Customer Research

Brands Are People Too!

January 30, 2021

 

In this podcast, Susan Meier shares the story of her interesting journey and her strategic approach to brand alignment.

I think what’s a great thing about a liberal arts education is that perspective of try everything, see as much as you can, and then make connections between those things.  And so, I’m very much a product of that, as you pointed out, I kind of live in these two seemingly very disparate realms, but for me, in my world and my thinking, they’re actually a lot, so much crossover and they’re very related. And the ways of thinking, and even some of the tools that I use when I’m making art are very similar to when I’m leading teams through a business process. And so on the face of that it may seem very strange, but if you think about it in the context of that liberal arts perspective, it actually makes a lot of sense. 

…I guess I’m sort of hardwired in a way, which is always to be toggling back and forth between, you know, the big picture and the details; between seeing possibility, and dreaming, and imagining things, and then being very, very practical and logical. 

And so, if you look at my artwork, there’s a lot of mathematical relationships between shapes, there’s like a lot of precision, but then there’s also a lot of fluidity and looseness and unexpected elements. And I would say exactly the same things about the way I lead a project. 

 

Key points include:

  • Customer research
  • Product innovation and packaging design 
  • Working with some of the world’s leading corporations

 

Listen to the full podcast, Brands Are People Too, on the Leading From the Front podcast.

 

Removing the Barrier to Customer Research 

 

Robyn M. Bolton shares why a business should always engage in customer research when innovating and explains why she doesn’t always follow her own advice. 

If you’re innovating without involving your customers, you’re wasting time and money.

I believe this so deeply that I require all of my clients to spend time talking with and listening to their customers at least once during our work together.  Investing in customer research, I explain, is the single smartest and best investment that any business can make.  Just 5 or 10 customer conversations can dramatically alter the course of an initiative, positioning it for incredible success or killing it before too much time, energy, and money is wasted.

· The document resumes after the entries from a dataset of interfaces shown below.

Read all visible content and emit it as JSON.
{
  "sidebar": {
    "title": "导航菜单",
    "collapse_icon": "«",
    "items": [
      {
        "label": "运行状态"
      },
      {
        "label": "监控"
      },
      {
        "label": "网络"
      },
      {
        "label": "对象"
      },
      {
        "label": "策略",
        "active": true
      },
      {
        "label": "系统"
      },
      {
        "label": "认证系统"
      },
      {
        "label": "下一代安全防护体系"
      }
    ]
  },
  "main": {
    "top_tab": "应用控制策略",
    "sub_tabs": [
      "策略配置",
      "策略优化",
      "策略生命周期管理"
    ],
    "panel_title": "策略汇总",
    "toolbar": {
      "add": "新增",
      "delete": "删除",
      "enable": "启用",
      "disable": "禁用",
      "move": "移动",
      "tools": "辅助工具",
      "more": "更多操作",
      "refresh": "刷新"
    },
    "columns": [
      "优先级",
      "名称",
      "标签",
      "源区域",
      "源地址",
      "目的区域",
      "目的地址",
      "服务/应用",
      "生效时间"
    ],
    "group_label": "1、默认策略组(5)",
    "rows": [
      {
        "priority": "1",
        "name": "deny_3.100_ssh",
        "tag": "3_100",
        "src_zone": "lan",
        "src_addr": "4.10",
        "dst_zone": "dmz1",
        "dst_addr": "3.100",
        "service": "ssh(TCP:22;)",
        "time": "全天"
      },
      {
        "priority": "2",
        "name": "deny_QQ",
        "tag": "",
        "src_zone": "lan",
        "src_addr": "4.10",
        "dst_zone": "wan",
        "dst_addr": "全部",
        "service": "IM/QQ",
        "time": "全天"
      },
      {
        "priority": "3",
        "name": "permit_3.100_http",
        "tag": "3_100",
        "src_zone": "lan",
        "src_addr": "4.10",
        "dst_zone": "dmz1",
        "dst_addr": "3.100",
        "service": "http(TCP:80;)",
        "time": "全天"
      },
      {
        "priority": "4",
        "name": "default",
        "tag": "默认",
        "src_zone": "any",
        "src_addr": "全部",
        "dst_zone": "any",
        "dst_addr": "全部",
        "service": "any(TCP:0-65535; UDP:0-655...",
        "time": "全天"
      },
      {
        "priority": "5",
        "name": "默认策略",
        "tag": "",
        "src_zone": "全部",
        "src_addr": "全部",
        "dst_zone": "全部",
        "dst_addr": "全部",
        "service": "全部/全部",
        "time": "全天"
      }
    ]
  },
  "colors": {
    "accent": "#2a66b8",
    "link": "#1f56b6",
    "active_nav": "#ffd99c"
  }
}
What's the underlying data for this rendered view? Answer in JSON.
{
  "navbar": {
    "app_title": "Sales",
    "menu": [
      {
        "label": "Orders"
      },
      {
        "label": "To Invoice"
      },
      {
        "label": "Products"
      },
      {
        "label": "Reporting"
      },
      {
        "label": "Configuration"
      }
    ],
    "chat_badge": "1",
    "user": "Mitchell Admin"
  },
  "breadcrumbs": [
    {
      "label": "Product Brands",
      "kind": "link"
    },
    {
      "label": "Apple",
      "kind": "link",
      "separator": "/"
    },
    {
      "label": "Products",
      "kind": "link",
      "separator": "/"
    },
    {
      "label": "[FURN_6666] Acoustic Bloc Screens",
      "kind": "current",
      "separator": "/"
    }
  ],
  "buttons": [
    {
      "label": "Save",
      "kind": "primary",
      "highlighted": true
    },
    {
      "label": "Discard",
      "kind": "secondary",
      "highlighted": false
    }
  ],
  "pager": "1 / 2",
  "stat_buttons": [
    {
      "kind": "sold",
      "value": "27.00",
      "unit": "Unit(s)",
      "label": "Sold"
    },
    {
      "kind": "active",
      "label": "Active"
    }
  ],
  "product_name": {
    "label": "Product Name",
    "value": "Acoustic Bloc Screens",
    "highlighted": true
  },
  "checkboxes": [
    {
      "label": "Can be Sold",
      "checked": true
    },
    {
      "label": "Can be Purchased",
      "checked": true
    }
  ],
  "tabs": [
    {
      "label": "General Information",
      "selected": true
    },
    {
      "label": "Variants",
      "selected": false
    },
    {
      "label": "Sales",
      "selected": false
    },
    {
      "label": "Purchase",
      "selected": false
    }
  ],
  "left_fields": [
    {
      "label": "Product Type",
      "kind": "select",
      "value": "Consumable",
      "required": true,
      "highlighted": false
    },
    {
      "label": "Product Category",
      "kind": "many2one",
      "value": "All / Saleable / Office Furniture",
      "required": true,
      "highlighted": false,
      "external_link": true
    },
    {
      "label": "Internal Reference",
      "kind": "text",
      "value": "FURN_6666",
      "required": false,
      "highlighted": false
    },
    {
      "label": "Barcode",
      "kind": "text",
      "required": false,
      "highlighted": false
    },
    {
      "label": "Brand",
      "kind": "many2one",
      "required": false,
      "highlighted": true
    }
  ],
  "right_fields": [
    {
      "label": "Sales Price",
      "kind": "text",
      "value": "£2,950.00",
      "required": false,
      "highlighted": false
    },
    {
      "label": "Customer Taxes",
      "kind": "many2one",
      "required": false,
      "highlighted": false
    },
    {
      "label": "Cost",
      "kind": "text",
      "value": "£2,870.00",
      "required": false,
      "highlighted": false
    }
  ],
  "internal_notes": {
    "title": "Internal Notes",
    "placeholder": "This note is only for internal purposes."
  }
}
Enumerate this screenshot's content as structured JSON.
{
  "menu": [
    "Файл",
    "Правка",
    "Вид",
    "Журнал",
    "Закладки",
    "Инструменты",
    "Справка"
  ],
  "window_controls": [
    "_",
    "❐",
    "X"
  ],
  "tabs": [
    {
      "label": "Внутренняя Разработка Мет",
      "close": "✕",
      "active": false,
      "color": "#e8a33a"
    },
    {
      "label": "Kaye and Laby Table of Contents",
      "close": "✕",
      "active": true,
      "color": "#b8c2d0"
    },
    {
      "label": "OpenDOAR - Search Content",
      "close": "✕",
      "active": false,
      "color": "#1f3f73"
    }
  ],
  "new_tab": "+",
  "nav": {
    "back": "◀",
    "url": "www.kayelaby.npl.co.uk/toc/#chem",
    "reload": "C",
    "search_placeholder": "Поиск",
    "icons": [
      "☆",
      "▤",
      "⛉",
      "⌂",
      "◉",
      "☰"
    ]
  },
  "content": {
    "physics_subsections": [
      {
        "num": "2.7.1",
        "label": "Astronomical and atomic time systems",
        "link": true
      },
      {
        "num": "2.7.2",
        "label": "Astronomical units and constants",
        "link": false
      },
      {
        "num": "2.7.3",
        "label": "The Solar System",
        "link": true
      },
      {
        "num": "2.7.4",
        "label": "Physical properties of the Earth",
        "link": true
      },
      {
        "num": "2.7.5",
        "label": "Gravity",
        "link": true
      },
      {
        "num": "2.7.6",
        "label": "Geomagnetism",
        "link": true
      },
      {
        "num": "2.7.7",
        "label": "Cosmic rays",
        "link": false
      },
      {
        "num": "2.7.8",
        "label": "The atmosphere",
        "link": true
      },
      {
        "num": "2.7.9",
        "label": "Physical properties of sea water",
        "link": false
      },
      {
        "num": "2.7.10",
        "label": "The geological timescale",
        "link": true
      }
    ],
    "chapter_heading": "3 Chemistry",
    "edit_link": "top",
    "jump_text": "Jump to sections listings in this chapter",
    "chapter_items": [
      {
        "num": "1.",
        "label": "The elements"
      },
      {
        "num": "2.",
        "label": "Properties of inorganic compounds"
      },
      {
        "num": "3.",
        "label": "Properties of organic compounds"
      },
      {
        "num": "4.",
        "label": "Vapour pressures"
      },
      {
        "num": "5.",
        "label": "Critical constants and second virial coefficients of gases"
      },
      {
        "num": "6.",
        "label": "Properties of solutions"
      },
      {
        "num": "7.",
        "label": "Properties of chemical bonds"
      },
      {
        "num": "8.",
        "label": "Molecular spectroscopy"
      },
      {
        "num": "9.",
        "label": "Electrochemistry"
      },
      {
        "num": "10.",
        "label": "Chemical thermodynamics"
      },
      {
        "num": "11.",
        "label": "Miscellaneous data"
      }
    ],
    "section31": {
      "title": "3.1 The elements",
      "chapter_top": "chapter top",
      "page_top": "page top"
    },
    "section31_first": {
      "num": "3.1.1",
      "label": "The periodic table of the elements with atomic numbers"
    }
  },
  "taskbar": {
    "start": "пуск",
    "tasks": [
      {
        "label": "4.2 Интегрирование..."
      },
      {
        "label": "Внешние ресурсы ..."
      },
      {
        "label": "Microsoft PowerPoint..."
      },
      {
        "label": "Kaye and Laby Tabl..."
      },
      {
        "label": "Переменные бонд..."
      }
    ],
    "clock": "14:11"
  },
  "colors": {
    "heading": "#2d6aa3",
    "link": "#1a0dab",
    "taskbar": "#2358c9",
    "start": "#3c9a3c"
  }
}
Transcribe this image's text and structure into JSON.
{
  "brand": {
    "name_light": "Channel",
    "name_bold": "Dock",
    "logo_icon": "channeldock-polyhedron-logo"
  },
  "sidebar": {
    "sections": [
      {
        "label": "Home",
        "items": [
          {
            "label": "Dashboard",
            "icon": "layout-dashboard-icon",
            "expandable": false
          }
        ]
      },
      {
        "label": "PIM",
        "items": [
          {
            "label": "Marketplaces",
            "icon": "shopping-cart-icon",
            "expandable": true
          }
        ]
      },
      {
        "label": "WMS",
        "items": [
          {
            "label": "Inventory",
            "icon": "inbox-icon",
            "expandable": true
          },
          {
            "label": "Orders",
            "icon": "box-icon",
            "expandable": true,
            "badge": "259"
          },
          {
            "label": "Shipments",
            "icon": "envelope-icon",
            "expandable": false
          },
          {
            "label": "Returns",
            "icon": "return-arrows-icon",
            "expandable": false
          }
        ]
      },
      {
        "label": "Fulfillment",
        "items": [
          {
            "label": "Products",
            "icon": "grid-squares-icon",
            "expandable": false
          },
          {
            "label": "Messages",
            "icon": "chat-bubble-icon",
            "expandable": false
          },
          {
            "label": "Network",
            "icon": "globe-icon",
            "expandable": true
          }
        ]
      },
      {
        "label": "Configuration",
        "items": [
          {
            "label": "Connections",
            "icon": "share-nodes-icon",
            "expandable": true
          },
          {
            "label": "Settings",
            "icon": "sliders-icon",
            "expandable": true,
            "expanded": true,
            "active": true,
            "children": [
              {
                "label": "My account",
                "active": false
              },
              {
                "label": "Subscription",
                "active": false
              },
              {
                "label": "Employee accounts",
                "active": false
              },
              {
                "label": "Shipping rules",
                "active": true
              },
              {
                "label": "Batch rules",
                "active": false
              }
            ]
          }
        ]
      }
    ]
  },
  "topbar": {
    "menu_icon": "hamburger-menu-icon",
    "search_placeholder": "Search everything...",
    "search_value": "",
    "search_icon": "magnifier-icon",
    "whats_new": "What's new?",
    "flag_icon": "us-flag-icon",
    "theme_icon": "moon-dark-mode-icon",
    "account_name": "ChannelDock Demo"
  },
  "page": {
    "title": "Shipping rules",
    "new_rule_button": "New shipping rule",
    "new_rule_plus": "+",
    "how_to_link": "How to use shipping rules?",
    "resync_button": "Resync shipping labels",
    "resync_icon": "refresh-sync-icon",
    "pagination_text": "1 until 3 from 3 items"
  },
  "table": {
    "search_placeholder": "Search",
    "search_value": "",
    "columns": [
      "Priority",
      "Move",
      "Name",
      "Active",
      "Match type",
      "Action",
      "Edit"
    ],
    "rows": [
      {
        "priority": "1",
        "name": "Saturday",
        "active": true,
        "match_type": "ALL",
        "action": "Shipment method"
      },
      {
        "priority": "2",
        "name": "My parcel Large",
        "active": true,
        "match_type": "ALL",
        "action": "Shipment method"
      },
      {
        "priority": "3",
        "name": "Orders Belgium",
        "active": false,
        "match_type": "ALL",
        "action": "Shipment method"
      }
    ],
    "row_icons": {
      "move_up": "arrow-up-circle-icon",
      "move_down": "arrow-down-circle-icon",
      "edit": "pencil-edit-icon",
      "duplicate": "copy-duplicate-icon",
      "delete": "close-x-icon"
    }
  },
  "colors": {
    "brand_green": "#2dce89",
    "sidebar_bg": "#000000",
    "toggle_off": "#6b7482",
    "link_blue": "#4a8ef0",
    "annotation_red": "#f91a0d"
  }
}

Understanding your customers, especially through Jobs to be Done, is the hill I will die on.

But I actively resist doing this for my business.

The idea of interviewing my customers, or investing to understand their Jobs to be Done, or altering aspects of my business based on their feedback triggers a cold sweat and a very real flight response.

So why is my business different? (It’s not)

Why am I such a customer research hypocrite?

Here are the thoughts that run through my head when I consider talking to my own customers:

I’m supposed to be the expert in this, what if they tell me something I haven’t thought of?

What if my customers say they don’t like or want what I’m doing and would like or want something I’m not?

What if I do try something new and it fails?

It is SO much easier, and it feels so much safer, to keep doing what I’m doing because it’s what I’ve always done and it’s what bigger and more “successful” firms do.

 

Key points in this article include:

  • Why am I such a customer research hypocrite?
  • How do we overcome these emotional barriers?
  • How do we overcome the fear and take action?

 

Read the full article, Confessions of a Customer Research Hypocrite, on Milezero.com.